Which Tatmadaw battalion is collecting taxes from loggers? 

I do not know the battalion number. I know that this Tatmadaw battalion is led by the G2 [Intelligence officer] Ngway To Shway.

Are the Tatmadaw causing any other challenges to the local community?

Local people are concerned that the Tatmadaw keeps a record of community members who travel through their checkpoint.

I also heard that the Tatmadaw collected taxes from a villager here. When did this happen?

The most recent case happened in March 2018. They collected taxes from him, but I do not know if they sent it to their headquarters or spent it themselves.  

Are there any human rights abuses, like forced labour, happening in this area?

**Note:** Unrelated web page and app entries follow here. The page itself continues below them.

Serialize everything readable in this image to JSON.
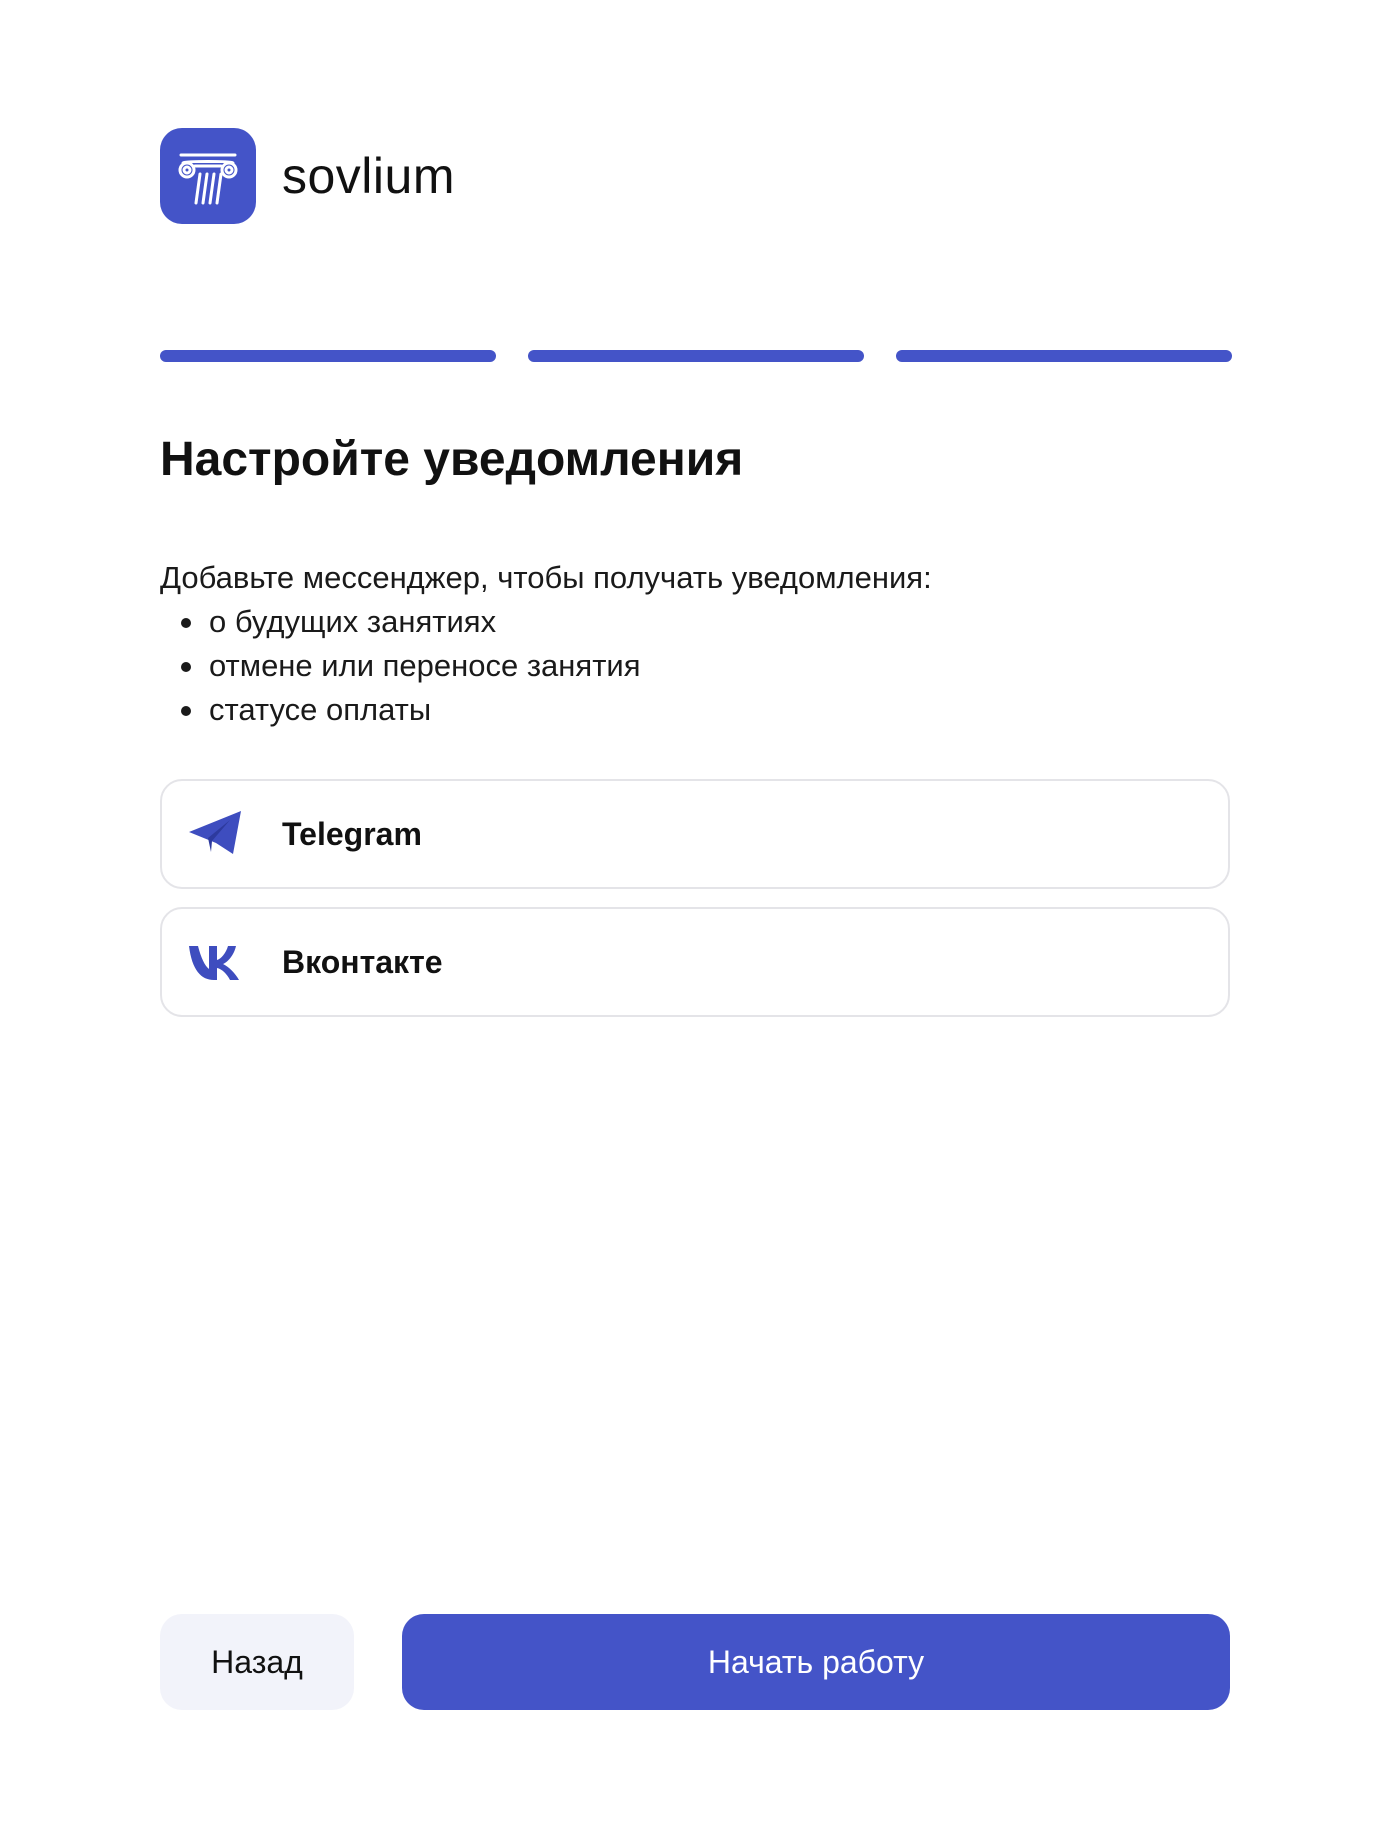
{
  "brand": {
    "name": "sovlium",
    "logo_icon": "column-icon",
    "logo_color": "#4454c8"
  },
  "progress": {
    "current_step": 3,
    "total_steps": 3,
    "active_color": "#4454c8"
  },
  "page": {
    "title": "Настройте уведомления",
    "intro": "Добавьте мессенджер, чтобы получать уведомления:",
    "bullets": [
      "о будущих занятиях",
      "отмене или переносе занятия",
      "статусе оплаты"
    ]
  },
  "options": [
    {
      "label": "Telegram",
      "icon": "telegram-icon"
    },
    {
      "label": "Вконтакте",
      "icon": "vk-icon"
    }
  ],
  "actions": {
    "back_label": "Назад",
    "start_label": "Начать работу",
    "primary_color": "#4454c8"
  }
}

Yes, there have been incidents of forced labour. The Tatmadaw often gives orders to community members to arrange for their transportation. For example, they gave an order to local people to arrange transportation for them, requisitioning ten motorbikes or five boats. This can be challenging for us because it can be difficult to find the number of motorbikes or boats for them. Sometimes, local people are working or travelling, it is not easy for them to abandon their work. In this case, we asked the Tatmadaw to give us some more time, but they did not consider our request.

What are your perspectives on the Tatmadaw’s activities?

I think that it is inappropriate to treat civilian populations like this.

How do you feel about this?

We do not like being subjected to the Tatmadaw’s activities. However, because we are villagers, we have no authority to stop this. We think that the KNU and the KNLA (Karen National Liberation Army) are more capable to address this issue. They should raise this issue with the Tatmadaw because both of them signed the National Ceasefire Agreement (NCA).

Do you think the Tatmadaw and the KNU have followed the NCA Code of Conduct and maintained peace?

I believe that that Tatmadaw are still abusing their power and putting a lot of pressure on local populations.

Who do you think is responsible for resolving the issues arising in your village?

I think that the authorities responsible are the Burma/Myanmar government, and the KNU. Community members should be involved in solving local issues so that the process can be democratic. However, we want the KNU to be accountable for resolving local issues because we are Karen.



[1] KHRG trains community members in southeastern Burma/Myanmar to document individual human rights abuses using a standardised reporting format; conduct interviews with other villagers; and write general updates on the situation in areas with which they are familiar. When conducting interviews, community members are trained to use loose question guidelines, but also to encourage interviewees to speak freely about recent events, raise issues that they consider to be important and share their opinions or perspectives on abuse and other local dynamics.

[2] In order to increase the transparency of KHRG methodology and more directly communicate the experiences and perspectives of villagers in southeastern Burma/Myanmar, KHRG aims to make all field information received available on the KHRG website once it has been processed and translated, subject only to security considerations. For additional reports categorised by Type, Issue, Location and Year, please see the Related Readings component following each report on KHRG’s website.

[3] All conversion estimates for the kyat in this report are based on the November 2018 official market rate of 1582.08 kyat to US $1.